All inspections have one purpose: to provide feedback to commanders so they can make decisions that will improve the Army. The focus must remain on measuring compliance against established standards to ensure that the Army—as a whole—can function effectively in its combat role. Inspections must provide practical and accurate feedback that allows the commander to make informed decisions in a timely manner.
For an inspection to be purposeful an inspection must be— (1) Related to mission accomplishment, (2) Tailored to meet the commander’s needs while remaining relevant and responsive. Inspections must provide practical and accurate feedback that allows the commander to make informed decisions in a timely manner, (3) Performance oriented and start with an evaluation against a recognized standard to identify compliance with that standard, and (4) Capable of identifying and analyzing process improvement opportunities that will increase performance, support transformation, and reduce risks.
The proper coordination of inspections precludes inspection redundancies, complements other inspection activities, and minimizes the inspection burden on subordinate organizations.
Inspections are critical because they provide the commander/TAG with accurate and timely feedback and a written record of the results. Inspection results include— (1) The identification of root causes, (2) The identification of strengths and weaknesses, (3) The implementation of corrective actions, and (4) The sharing of inspection results.
Teaching and training is an essential element of all inspections (aka instructive). No inspection is complete if the units or agencies inspected have not learned about goals and standards and how to achieve them.

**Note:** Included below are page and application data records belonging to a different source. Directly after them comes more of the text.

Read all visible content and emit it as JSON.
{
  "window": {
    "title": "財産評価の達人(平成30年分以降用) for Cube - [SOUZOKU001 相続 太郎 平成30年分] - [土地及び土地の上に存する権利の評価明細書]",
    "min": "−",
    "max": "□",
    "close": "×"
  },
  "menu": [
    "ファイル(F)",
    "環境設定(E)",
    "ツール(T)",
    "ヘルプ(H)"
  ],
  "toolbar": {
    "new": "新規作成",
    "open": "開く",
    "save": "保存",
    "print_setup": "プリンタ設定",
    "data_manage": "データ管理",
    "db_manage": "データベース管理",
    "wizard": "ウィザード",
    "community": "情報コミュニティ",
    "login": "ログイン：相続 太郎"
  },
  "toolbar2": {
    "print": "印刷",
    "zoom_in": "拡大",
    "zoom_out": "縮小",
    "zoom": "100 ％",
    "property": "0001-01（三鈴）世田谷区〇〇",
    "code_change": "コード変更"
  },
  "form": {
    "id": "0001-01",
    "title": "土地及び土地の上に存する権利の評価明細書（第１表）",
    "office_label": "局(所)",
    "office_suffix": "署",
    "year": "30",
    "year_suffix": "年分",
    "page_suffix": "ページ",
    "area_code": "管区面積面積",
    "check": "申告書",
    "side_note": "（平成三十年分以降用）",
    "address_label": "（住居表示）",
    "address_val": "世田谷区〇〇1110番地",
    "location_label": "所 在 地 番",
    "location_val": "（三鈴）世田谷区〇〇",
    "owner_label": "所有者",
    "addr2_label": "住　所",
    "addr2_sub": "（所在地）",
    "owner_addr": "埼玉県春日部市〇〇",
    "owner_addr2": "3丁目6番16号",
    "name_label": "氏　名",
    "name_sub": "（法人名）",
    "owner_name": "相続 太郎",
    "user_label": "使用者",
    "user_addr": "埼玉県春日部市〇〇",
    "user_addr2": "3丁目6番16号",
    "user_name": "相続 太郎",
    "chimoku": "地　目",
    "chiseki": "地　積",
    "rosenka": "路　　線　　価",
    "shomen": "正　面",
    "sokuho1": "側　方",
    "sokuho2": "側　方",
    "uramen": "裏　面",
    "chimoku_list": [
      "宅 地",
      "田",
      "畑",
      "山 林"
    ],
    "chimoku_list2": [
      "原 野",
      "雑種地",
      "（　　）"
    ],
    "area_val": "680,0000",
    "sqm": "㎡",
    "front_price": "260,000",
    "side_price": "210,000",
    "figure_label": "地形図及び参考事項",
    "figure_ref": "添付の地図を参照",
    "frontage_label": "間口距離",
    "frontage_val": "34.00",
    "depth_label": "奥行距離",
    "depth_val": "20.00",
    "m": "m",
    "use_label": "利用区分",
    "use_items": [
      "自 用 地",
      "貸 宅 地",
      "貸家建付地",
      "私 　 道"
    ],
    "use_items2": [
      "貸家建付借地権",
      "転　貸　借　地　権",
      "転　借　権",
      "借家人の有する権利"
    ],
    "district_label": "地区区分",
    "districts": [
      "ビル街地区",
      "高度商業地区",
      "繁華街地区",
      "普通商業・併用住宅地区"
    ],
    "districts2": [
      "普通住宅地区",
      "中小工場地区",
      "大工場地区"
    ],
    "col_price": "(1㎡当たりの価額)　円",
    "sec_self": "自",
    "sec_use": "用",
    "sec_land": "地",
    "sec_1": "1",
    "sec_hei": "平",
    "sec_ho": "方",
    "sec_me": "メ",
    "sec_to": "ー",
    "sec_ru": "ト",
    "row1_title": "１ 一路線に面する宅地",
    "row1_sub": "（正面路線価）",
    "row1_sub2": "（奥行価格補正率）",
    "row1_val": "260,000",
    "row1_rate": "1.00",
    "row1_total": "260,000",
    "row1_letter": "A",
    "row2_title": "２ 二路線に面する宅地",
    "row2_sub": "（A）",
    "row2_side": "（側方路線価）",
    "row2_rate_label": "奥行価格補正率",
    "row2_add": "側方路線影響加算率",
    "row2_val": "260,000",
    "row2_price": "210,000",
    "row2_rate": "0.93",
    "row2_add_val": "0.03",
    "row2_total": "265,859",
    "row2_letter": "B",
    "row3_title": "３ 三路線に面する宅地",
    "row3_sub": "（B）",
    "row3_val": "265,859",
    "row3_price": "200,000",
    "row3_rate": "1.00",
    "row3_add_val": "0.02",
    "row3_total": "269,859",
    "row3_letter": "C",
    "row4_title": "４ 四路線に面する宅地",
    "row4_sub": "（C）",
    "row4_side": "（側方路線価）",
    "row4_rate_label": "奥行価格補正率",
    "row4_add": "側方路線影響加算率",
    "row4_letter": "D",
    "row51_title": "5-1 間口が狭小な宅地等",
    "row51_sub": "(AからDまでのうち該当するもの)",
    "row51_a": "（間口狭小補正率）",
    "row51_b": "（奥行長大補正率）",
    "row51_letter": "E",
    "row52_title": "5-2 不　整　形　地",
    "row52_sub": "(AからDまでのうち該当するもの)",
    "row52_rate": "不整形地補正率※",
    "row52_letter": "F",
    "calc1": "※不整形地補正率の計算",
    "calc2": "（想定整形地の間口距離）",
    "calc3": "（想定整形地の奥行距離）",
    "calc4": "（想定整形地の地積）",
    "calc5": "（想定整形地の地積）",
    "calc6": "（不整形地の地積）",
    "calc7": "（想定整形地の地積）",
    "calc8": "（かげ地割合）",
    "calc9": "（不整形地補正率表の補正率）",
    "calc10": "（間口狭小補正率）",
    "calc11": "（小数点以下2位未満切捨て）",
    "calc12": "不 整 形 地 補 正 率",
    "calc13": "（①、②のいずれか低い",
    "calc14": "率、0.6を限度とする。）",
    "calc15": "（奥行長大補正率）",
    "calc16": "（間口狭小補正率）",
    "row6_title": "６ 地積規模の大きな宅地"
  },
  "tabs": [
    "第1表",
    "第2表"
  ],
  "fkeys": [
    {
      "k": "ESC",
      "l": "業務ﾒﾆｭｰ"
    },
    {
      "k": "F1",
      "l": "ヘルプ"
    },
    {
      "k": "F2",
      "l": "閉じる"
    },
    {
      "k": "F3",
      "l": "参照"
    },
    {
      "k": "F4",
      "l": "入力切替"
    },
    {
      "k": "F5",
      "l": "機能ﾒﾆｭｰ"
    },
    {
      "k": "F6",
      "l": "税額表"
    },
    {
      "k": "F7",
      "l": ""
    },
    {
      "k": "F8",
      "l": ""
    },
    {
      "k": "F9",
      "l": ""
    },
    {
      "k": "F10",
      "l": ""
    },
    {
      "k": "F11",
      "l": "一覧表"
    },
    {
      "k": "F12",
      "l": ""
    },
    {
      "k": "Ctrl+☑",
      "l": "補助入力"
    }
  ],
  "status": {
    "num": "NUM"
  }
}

Inspections expend valuable resources and are not complete unless the inspecting unit or agency develops and executes a follow-up inspection or plan to ensure the implementation of corrective actions.